4 edition of Discourse on the method of rightly conducting the reason, and seeking truth in the sciences found in the catalog.
|Statement||Sutherland and Knox; [etc., etc.]|
|Publishers||Sutherland and Knox; [etc., etc.]|
|The Physical Object|
|Pagination||xvi, 137 p. :|
|Number of Pages||60|
nodata File Size: 1MB.
Here Discourse on the method of rightly conducting the reason set out to demonstrate the development of mental phenomena out of these factors which he here calls the unconscious and the conscious activity starting with sensation Empfindung and intuition Anschauung until he arrives via acts of willing at the aesthetic activity manifested in works of art.
This is the claim 3 that ideas are passive and causally inert, i. In short, relativists do not have to abandon the objectivity of moral judgments; but they do have to give up other key concepts, like universalism; more on that later. Given his deep distrust of irreconcilable dichotomies, of anything unmediated and one-sided, one cannot expect Hegel to be an advocate of an idea of idealism that is conceived of in terms of an alternative to or an opposition against realism or materialism or whatever else.
see next sections In the next section we will examine this theory and its implications and criticisms closely for now consider the table below which shows the contrast between absolutism and relativism. The Pragmatists also departed from belief in absolutes and generalizations and any universal criteria for judgment. Remedying Some Defects in the History of Analyticity PhD. Part IV: Proof of God and the Soul [ ] Applying the method to itself, challenges his own reasoning and itself.

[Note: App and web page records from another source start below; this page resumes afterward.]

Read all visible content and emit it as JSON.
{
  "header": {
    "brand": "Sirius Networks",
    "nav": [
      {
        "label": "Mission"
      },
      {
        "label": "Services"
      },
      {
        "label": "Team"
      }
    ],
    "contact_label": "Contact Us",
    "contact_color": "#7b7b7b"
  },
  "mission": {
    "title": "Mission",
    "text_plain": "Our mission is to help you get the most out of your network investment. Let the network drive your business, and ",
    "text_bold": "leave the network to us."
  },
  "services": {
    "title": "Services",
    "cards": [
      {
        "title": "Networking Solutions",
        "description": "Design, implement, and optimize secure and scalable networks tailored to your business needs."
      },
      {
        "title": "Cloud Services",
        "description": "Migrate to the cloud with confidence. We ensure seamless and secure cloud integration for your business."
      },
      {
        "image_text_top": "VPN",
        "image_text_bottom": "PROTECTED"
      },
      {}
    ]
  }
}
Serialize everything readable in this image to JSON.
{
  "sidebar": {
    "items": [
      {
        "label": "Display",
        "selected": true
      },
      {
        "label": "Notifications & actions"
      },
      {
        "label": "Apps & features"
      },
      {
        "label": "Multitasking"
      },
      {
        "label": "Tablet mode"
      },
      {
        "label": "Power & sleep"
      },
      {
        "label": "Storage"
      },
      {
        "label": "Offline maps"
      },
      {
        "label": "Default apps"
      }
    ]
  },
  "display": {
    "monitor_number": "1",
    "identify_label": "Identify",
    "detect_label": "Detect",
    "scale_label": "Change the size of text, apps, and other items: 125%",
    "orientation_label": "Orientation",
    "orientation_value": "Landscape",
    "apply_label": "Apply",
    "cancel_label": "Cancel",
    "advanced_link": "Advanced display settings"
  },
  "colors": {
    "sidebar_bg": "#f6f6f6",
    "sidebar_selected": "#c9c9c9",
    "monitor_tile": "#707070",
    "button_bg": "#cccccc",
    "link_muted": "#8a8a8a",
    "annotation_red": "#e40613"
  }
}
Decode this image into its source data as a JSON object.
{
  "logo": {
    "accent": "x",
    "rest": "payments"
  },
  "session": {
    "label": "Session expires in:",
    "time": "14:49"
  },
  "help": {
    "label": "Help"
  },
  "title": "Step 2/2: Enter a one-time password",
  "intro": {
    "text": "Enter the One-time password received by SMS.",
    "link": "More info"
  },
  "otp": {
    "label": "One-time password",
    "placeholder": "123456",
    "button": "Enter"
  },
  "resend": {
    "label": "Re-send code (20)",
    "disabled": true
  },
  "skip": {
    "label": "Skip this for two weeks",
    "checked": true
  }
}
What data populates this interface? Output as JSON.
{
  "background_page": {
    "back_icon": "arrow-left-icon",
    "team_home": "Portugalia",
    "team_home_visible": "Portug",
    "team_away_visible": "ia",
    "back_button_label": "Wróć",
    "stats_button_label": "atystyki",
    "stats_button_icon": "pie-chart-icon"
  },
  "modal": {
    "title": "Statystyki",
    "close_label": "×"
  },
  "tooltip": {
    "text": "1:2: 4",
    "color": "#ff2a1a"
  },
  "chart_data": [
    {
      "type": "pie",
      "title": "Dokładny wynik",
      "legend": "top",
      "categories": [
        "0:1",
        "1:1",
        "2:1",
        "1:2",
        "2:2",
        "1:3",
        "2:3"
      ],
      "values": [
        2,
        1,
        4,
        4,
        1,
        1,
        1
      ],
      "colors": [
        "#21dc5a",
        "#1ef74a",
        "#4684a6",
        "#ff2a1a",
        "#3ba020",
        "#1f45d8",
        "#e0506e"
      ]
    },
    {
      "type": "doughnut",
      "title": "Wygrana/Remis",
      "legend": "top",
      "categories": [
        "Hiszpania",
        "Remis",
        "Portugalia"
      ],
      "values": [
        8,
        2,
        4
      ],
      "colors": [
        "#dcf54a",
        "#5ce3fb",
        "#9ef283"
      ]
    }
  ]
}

" Descartes continues with a warning: For to be possessed of a vigorous mind is not enough; the prime requisite is rightly to apply it. " Another predecessor was 's "" on human and. deVries 2009: 211 We also agree with Jeremy Dunham, Iain Hamilton Grant, and Sean Watson when they write that the idealist, rather than being anti-realist, is in fact … a realist concerning elements more usually dismissed from reality.
society will not flourish ii. This is indicated especially well by his theory of substance and his remarks concerning the limits of knowledge.Meditations VI, 19, and Principles of Philosophy I, 51—54.
Technically speaking, the French lemma pense by itself is actually the result of numerous different conjugations of the verb penser to think — it could mean "I think. For there is not ordinarily a greater sign of the equal distribution of anything than that every man is contented with his share," [ ] but also in Montaigne, whose formulation indicates that it was a commonplace at the time: "Tis commonly said that the justest portion Nature has given us of her favors is that of sense; for there is no one who is not contented with his share.
: 40 As Kierkegaard argues, the proper logical flow of argument is that existence is already assumed or presupposed in order for thinking to occur, not that existence is concluded from that thinking.
, with the representations that they produce in us because they affect our senses.
Edinburgh: William Blackwood and Sons.